How Heroin Addiction’s Rural Spread Changed the War on Drugs

From time to time over the past 40 years, efforts were made to treat heroin addiction as a public health instead of a crime problem. But they were not successful.

In the late 1960s and early 1970s, America’s inner cities were wracked by an epidemic of heroin addiction and the crime that went with it. New York State responded with harsh drug laws, including mandatory minimum sentences up to life in prison for selling just one ounce of heroin. Soon, other states and the federal government adopted similar laws, and the nation’s prisons filled up with non-violent drug offenders, mostly young black men.

From time to time over the past 40 years, efforts were made to treat heroin addiction as a public health instead of a crime problem. But they were not successful.

Related: Heroin, Survivor of War on Drugs, Returns With New Face by Clyde Haberman

For teachers
  • Producer: Jill Rosenbaum
  • Editor: Kenneth Levis
  • Reporter: Sarah Weiser

For Educators


This 14-minute video provides students with historical context that explains how the United States committed to a multi-decade war on drugs that resulted in mass incarceration and racially unequal outcomes in the criminal justice system. State and federal governments responded to a heroin epidemic in the late 1960s with a punitive response to drug addiction that disproportionately affected racial minorities. That approach has grown increasingly unpopular as more white Americans have become addicted to opioids. Useful for lessons focused on racial equality and criminal justice reform in recent history, the video sets up an engaging class discussion on how historical context affects our perceptions of race and crime.

Background reading

In the late 1960s, America’s inner cities were hit by a wave of crime triggered by heroin users seeking drug money, leading politicians to get tough.

In New York, Gov. Nelson Rockefeller backed some of the harshest laws in the nation. They mandated incarceration up to life for anyone caught selling more than an ounce of heroin.

The so-called Rockefeller drug laws were adopted in states across the nation, sending the clear message that the growing drug problems were best handled with more police, more prisons and longer sentences.

The message was echoed through President Richard M. Nixon’s war on drugs, and grew louder under President Ronald Reagan, as crack cocaine use surged.

But while the jails and prisons were filling up, proposed solutions that treated addiction as a public health problem were ignored, despite some promising results.

That only began to change in the 2010s, after heroin addiction surged again as a consequence of widely available and addictive prescription opioids. Overdose deaths quadrupled from 1999 to 2015.

Suddenly the typical heroin user was white, young, middle class and often from a rural area, where the opioid crisis had hit hardest.

As the profile of heroin users changed, so too did addiction treatment.
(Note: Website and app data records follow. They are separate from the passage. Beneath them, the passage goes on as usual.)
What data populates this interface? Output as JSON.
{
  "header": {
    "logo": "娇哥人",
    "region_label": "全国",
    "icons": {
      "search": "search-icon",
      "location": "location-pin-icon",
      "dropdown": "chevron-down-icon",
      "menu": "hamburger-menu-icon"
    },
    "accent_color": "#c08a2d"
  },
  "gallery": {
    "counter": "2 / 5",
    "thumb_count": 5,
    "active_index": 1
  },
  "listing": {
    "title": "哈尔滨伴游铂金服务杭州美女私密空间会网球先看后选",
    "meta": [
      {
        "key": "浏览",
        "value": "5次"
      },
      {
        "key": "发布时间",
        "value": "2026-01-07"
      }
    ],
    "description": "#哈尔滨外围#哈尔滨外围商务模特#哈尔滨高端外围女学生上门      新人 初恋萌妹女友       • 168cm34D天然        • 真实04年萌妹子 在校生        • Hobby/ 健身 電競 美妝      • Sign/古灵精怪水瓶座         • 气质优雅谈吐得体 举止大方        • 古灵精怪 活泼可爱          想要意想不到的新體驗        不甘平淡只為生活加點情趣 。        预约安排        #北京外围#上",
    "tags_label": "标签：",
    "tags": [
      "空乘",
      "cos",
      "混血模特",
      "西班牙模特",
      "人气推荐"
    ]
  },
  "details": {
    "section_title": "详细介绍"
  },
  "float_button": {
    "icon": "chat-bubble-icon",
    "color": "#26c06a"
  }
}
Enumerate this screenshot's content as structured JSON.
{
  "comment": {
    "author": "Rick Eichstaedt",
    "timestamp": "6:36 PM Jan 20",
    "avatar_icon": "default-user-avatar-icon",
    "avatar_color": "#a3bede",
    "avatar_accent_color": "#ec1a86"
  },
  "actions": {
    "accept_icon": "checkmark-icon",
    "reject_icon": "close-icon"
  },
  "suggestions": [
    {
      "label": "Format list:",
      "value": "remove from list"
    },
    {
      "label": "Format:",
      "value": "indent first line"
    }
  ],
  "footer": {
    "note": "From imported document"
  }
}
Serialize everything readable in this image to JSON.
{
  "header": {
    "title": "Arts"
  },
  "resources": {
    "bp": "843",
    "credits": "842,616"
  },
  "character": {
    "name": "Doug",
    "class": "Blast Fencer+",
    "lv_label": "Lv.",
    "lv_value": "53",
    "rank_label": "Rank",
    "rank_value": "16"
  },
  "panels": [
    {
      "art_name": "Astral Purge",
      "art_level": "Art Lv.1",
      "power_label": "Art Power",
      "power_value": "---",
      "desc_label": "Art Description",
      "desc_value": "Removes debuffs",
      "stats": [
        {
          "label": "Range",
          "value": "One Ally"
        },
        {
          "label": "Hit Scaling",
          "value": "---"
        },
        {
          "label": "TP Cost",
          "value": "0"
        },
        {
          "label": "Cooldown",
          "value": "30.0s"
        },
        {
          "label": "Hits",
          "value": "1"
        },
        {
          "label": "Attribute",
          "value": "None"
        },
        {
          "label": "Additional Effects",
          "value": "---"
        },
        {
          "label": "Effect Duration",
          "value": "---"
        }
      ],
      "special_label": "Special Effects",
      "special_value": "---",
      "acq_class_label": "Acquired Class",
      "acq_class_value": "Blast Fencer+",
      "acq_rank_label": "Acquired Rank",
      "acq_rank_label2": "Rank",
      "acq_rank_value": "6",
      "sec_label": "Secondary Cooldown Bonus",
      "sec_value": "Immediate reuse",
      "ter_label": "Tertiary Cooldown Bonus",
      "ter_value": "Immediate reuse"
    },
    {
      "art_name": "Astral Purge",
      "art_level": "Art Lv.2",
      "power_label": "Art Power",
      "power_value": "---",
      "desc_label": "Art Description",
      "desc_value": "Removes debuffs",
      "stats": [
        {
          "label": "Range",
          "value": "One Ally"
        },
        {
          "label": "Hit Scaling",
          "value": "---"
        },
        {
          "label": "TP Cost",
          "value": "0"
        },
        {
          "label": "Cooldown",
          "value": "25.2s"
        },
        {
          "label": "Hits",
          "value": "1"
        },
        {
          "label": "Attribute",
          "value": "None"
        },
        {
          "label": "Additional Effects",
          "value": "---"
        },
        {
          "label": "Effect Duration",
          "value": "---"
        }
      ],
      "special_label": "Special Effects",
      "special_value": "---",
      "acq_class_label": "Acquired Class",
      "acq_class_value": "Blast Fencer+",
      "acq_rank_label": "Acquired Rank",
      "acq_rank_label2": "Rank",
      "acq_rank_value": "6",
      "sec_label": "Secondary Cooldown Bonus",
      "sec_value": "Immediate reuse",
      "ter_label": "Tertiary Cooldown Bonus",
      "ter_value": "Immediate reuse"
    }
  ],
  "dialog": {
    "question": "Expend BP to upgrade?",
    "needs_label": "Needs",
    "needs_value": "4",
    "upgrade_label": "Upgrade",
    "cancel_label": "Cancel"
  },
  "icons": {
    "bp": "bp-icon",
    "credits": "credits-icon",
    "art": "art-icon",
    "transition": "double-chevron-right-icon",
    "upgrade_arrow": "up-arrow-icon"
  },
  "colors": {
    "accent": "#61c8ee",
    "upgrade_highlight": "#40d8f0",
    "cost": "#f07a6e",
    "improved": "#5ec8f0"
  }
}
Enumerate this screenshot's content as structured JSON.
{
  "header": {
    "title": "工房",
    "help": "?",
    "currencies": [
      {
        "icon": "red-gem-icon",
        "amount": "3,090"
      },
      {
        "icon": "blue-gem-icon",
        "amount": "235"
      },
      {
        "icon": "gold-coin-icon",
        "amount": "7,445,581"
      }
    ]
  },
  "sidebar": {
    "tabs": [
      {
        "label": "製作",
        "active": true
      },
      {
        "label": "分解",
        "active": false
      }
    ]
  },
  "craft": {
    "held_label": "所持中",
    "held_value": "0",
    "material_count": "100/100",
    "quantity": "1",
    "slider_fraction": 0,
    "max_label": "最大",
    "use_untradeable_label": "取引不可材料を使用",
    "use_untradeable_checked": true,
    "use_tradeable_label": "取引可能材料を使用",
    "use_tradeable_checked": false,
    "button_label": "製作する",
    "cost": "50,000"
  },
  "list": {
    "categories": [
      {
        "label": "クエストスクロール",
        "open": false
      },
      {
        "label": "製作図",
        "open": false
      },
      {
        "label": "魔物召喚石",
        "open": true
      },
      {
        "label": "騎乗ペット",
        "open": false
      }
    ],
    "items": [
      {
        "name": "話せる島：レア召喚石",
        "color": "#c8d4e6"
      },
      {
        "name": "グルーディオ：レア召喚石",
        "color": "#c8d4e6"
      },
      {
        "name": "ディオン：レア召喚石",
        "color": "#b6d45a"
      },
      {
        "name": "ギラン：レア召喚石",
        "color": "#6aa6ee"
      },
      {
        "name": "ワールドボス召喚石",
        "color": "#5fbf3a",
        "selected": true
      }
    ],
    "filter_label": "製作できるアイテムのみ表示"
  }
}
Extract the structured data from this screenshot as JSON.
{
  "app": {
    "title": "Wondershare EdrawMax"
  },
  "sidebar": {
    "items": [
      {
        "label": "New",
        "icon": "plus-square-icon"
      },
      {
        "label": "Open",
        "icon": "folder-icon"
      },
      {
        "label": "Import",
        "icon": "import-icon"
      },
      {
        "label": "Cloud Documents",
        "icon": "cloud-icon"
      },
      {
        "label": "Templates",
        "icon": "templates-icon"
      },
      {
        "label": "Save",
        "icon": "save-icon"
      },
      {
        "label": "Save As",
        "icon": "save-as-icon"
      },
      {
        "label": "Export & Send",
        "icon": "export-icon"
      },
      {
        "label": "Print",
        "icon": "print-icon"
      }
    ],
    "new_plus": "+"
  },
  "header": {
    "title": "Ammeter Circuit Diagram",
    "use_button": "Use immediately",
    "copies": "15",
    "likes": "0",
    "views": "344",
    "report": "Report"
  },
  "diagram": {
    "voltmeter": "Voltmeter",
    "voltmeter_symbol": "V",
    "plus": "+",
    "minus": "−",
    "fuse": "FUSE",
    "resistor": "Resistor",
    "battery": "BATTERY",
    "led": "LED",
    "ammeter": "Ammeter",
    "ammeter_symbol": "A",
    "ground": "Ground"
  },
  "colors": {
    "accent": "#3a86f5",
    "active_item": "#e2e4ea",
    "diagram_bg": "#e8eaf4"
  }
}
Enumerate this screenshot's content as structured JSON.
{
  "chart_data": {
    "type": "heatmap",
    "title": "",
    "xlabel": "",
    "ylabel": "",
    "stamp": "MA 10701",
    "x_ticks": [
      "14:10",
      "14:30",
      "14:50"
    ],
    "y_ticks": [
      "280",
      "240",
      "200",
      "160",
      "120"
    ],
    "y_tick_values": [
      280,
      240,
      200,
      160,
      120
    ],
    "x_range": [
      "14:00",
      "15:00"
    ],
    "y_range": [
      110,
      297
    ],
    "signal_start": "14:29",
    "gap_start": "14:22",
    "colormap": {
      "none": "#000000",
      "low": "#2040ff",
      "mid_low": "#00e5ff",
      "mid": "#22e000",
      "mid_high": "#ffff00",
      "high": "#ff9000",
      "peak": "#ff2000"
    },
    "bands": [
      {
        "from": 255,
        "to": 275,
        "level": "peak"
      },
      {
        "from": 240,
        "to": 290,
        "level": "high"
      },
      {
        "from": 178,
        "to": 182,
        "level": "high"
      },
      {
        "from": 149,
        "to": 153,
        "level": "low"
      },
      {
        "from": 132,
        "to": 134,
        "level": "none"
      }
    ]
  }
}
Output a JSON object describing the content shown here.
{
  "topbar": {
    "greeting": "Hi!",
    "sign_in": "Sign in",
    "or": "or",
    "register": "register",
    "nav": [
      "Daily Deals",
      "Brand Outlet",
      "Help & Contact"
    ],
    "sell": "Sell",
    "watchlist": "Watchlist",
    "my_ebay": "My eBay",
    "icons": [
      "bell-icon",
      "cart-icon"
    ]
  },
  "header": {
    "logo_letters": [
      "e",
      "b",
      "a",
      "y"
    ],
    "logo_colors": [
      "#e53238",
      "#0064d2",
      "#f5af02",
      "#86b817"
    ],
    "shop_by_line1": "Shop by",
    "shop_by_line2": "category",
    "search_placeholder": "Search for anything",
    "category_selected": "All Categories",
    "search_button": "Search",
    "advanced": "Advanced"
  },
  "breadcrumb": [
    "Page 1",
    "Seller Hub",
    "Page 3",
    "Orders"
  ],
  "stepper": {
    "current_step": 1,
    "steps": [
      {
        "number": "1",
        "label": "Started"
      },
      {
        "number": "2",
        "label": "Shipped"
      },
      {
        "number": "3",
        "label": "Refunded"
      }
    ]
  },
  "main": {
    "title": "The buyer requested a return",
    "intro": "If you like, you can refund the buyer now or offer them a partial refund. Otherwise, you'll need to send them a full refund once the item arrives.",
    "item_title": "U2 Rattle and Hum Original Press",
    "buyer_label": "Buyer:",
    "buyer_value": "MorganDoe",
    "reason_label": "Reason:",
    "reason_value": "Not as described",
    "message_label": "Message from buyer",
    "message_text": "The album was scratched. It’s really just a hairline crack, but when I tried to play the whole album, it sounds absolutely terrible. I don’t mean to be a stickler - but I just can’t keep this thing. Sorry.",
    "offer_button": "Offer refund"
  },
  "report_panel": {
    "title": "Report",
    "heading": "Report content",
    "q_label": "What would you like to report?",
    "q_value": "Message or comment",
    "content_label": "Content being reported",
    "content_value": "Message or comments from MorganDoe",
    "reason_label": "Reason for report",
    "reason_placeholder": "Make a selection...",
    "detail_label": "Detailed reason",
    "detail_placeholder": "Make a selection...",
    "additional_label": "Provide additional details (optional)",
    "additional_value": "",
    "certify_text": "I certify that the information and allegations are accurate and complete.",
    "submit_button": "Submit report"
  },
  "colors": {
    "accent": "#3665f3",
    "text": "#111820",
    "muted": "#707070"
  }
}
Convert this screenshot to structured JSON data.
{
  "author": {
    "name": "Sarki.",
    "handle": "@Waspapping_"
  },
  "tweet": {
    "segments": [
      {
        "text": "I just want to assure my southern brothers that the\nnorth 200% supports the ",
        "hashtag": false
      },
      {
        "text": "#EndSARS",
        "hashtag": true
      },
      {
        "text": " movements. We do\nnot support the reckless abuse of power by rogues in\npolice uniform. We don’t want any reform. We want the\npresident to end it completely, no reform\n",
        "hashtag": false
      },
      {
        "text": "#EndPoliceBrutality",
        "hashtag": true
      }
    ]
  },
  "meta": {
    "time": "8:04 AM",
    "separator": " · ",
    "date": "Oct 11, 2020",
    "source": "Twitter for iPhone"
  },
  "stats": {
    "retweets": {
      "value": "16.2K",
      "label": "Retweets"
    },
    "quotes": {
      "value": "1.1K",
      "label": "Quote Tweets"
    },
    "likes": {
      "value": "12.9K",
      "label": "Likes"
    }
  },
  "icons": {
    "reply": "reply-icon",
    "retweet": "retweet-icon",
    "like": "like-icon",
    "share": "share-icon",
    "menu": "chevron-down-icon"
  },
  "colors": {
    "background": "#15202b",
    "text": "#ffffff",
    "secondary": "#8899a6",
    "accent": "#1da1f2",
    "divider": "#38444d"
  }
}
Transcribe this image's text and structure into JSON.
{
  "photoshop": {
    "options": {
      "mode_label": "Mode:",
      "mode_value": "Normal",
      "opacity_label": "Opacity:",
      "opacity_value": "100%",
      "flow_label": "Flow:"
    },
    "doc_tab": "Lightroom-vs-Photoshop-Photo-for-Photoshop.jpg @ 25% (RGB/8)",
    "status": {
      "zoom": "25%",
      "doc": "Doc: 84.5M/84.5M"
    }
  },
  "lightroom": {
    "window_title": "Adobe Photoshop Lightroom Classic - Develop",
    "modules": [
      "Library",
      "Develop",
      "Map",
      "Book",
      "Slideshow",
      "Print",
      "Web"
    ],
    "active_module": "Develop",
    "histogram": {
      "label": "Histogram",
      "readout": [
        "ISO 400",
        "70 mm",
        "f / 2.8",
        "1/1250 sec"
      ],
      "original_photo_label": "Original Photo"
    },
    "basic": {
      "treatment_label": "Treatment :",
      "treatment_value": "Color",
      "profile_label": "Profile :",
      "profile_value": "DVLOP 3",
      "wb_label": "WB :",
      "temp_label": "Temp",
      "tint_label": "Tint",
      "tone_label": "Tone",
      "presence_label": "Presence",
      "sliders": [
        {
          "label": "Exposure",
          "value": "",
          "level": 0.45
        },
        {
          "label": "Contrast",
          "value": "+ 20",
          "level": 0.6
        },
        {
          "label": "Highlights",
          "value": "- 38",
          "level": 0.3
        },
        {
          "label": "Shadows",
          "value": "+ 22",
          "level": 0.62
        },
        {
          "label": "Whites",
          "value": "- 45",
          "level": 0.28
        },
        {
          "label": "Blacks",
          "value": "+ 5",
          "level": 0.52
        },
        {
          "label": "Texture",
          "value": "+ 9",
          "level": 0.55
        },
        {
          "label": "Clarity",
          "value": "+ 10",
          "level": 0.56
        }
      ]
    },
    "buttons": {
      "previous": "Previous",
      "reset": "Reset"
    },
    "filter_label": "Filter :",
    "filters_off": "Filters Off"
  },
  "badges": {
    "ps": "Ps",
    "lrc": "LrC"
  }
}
Illicit drug use was no longer viewed as a crime but an illness that could be treated with medications like Vivitrol.

Lesson Plan 1: The War on Drugs: The New Face of Heroin

Students will learn the origin and racial context of America’s multi-decade war on drugs, and the impact the changing demographics of heroin users have had on the debate and public policy.

  • How heroin use in the late 60s and early 70s led many politicians to call for a war on drugs that focused on punishment.
  • How the war on drugs led to mass incarceration and racially unequal outcomes in the criminal justice system.
  • How the widespread misuse of prescription drugs among white Americans led to a reconsideration of treatment-oriented approaches to managing drug abuse.
Essential questions
  • In the early 1970s, what were the different approaches taken by New York and Washington to control heroin? In the decades that followed, which of these approaches did the United States pursue?
  • How did the public’s perception that heroin was an inner-city problem affect the way politicians and voters chose to respond to problems created by heroin use?
  • By 1990, what category of criminal offenders constituted the largest portion of inmates?
  • How did the widespread misuse of prescription drugs change the demographics of heroin abuse, and also change the government’s approach to the war on drugs?
  • What effect does the prescription drug Vivitrol have on opioid dependence?
  • Common Core State Standards
    • CCSS.ELA.LITERACY.RI.11-12.3:Analyze a complex set of ideas or sequences of events and explain how specific individuals, ideas, or events interact or develop over the course of a text.
    • CCSS.ELA.LITERACY.RH.11-12.7:Integrate and evaluate multiple sources of information presented in diverse formats and media (e.g., visually, quantitatively, as well as in words) in order to address a question or solve a problem.
  • National Council for the Social Studies C3 Framework
    • D2.His.14.9-12.Analyze multiple and complex causes and effect of events in the past.
    • D2.Civ.13.9-12.Evaluate public policies in terms of intended and unintended outcomes, and related consequences.
  • AP U.S. History
    • Topic 9.1: Contextualizing Period 9

      Skill 4.B: Explain how a specific historical development or process is situated within a broader historical context.

      Theme 5: Politics and Power (PCE).

  • AP Psychology
    • Unit 8: Clinical Psychology
    • Unit 2: Biological Bases of Behavior